Planning permission has been granted to build 3,000 new homes on the Wood Wharf site, which will obviously place more potential buyers in and around the area. More than 100 shops, restaurants and cafes are also part of the plans which will undoubtedly boost the appeal of Canary Wharf as a shopping district.


As the capital‘s major financial district, Canary Wharf already has good public transport links with 100,000 workers commuting there on a daily basis. But this will improve greatly with the introduction of Crossrail in 2018. Work is already well underway for the new Canary Wharf Crossrail station. The transport network will run for more than 73 miles from as far as Reading and Heathrow to Shenfield and Abbey Wood; this means Canary Wharf will even become a realistic shopping destination for these areas.


The area has a large range of retailers and goods.

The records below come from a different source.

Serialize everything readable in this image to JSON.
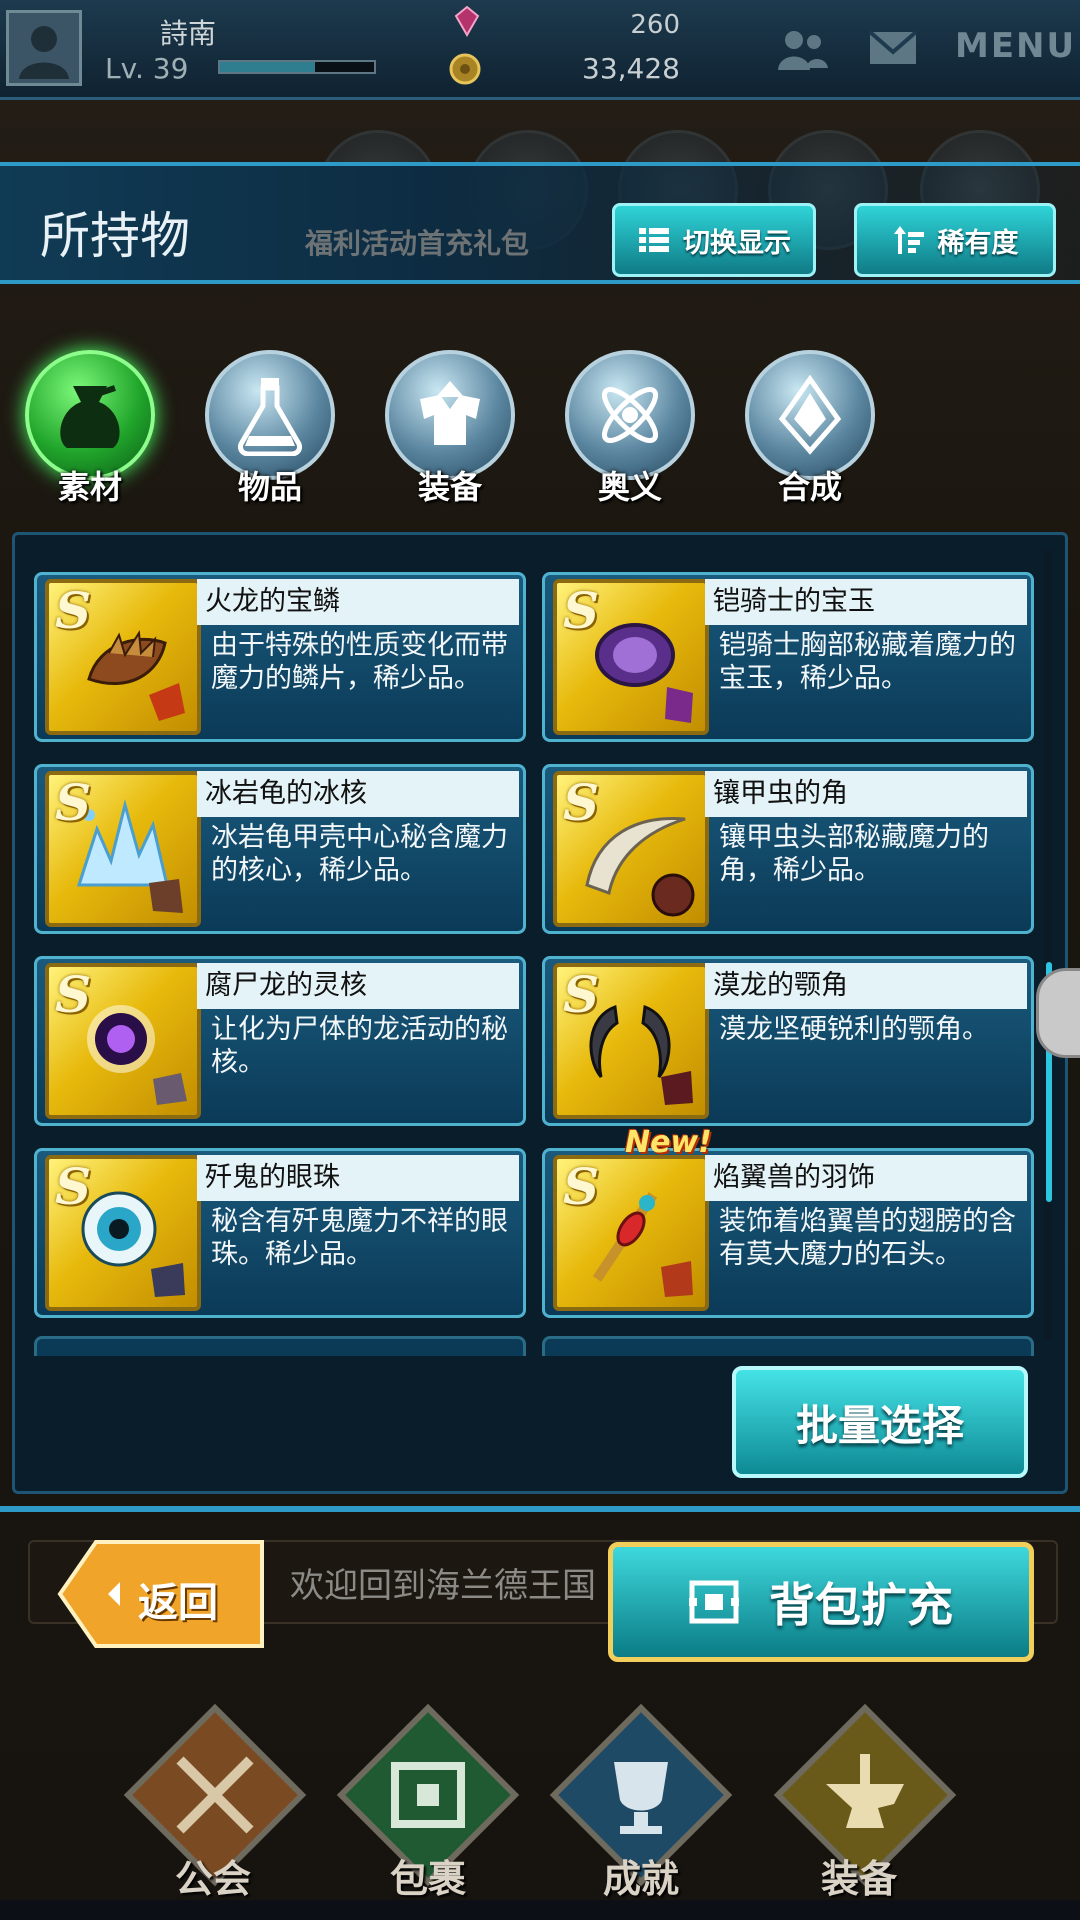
{
  "player": {
    "name": "詩南",
    "level": "Lv. 39",
    "xp_progress": 0.62
  },
  "currency": {
    "gems": "260",
    "coins": "33,428"
  },
  "header": {
    "menu": "MENU",
    "title": "所持物",
    "promo": "福利活动首充礼包",
    "switch_label": "切换显示",
    "rarity_label": "稀有度"
  },
  "tabs": [
    {
      "label": "素材",
      "icon": "bag-icon",
      "active": true
    },
    {
      "label": "物品",
      "icon": "potion-icon",
      "active": false
    },
    {
      "label": "装备",
      "icon": "armor-icon",
      "active": false
    },
    {
      "label": "奥义",
      "icon": "atom-icon",
      "active": false
    },
    {
      "label": "合成",
      "icon": "crystal-icon",
      "active": false
    }
  ],
  "items": [
    {
      "rank": "S",
      "name": "火龙的宝鳞",
      "desc": "由于特殊的性质变化而带魔力的鳞片，稀少品。",
      "icon": "scale-icon",
      "new": false
    },
    {
      "rank": "S",
      "name": "铠骑士的宝玉",
      "desc": "铠骑士胸部秘藏着魔力的宝玉，稀少品。",
      "icon": "gem-orb-icon",
      "new": false
    },
    {
      "rank": "S",
      "name": "冰岩龟的冰核",
      "desc": "冰岩龟甲壳中心秘含魔力的核心，稀少品。",
      "icon": "ice-core-icon",
      "new": false
    },
    {
      "rank": "S",
      "name": "镶甲虫的角",
      "desc": "镶甲虫头部秘藏魔力的角，稀少品。",
      "icon": "horn-icon",
      "new": false
    },
    {
      "rank": "S",
      "name": "腐尸龙的灵核",
      "desc": "让化为尸体的龙活动的秘核。",
      "icon": "spirit-core-icon",
      "new": false
    },
    {
      "rank": "S",
      "name": "漠龙的颚角",
      "desc": "漠龙坚硬锐利的颚角。",
      "icon": "jaw-horn-icon",
      "new": false
    },
    {
      "rank": "S",
      "name": "歼鬼的眼珠",
      "desc": "秘含有歼鬼魔力不祥的眼珠。稀少品。",
      "icon": "eyeball-icon",
      "new": false
    },
    {
      "rank": "S",
      "name": "焰翼兽的羽饰",
      "desc": "装饰着焰翼兽的翅膀的含有莫大魔力的石头。",
      "icon": "feather-ornament-icon",
      "new": true,
      "new_label": "New!"
    }
  ],
  "batch_label": "批量选择",
  "bottom": {
    "back": "返回",
    "ticker": "欢迎回到海兰德王国",
    "expand": "背包扩充"
  },
  "nav": [
    {
      "label": "公会",
      "icon": "crossed-swords-icon"
    },
    {
      "label": "包裹",
      "icon": "package-icon"
    },
    {
      "label": "成就",
      "icon": "trophy-icon"
    },
    {
      "label": "装备",
      "icon": "anvil-icon"
    }
  ],
  "colors": {
    "accent": "#2cc6e1",
    "button": "#1fb3bb",
    "gold": "#f2cf5a",
    "active_tab": "#21a52b"
  }
}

Some stores are very high-end, including the likes of Tiffany & Co and Moss, whilst there are also plenty of more high street shops like River Island and Next. With 200 shops there appears to be something for everyone, from city high-flyers to casual shoppers. It is also keen to attract more independent retailers to the area.


The 100,000 people employed in the area (expected to double by 2025), many of whom are extremely busy working in top jobs, certainly will not be prepared to make the journey to London shopping centres or high streets. The Canary Wharf stores are in the heart of the area and will certainly be favoured by this kind of customer on their way to and from work – this type of consumer is also likely to be the most valuable.


Those at Stratford Westfield are currently undergoing the process of trying to create the perception of the centre as a central London location. Canary Wharf, on the other hand, is now well and truly solidified in the area. The actual Canary Wharf building, which dominates the skyline, is a tourist attraction and the location itself is one of general appeal due to its restaurants and bars and attractive sites by the river. Having somewhat shaken off the tag as a soulless banking district, the area should have no shortage of visitors.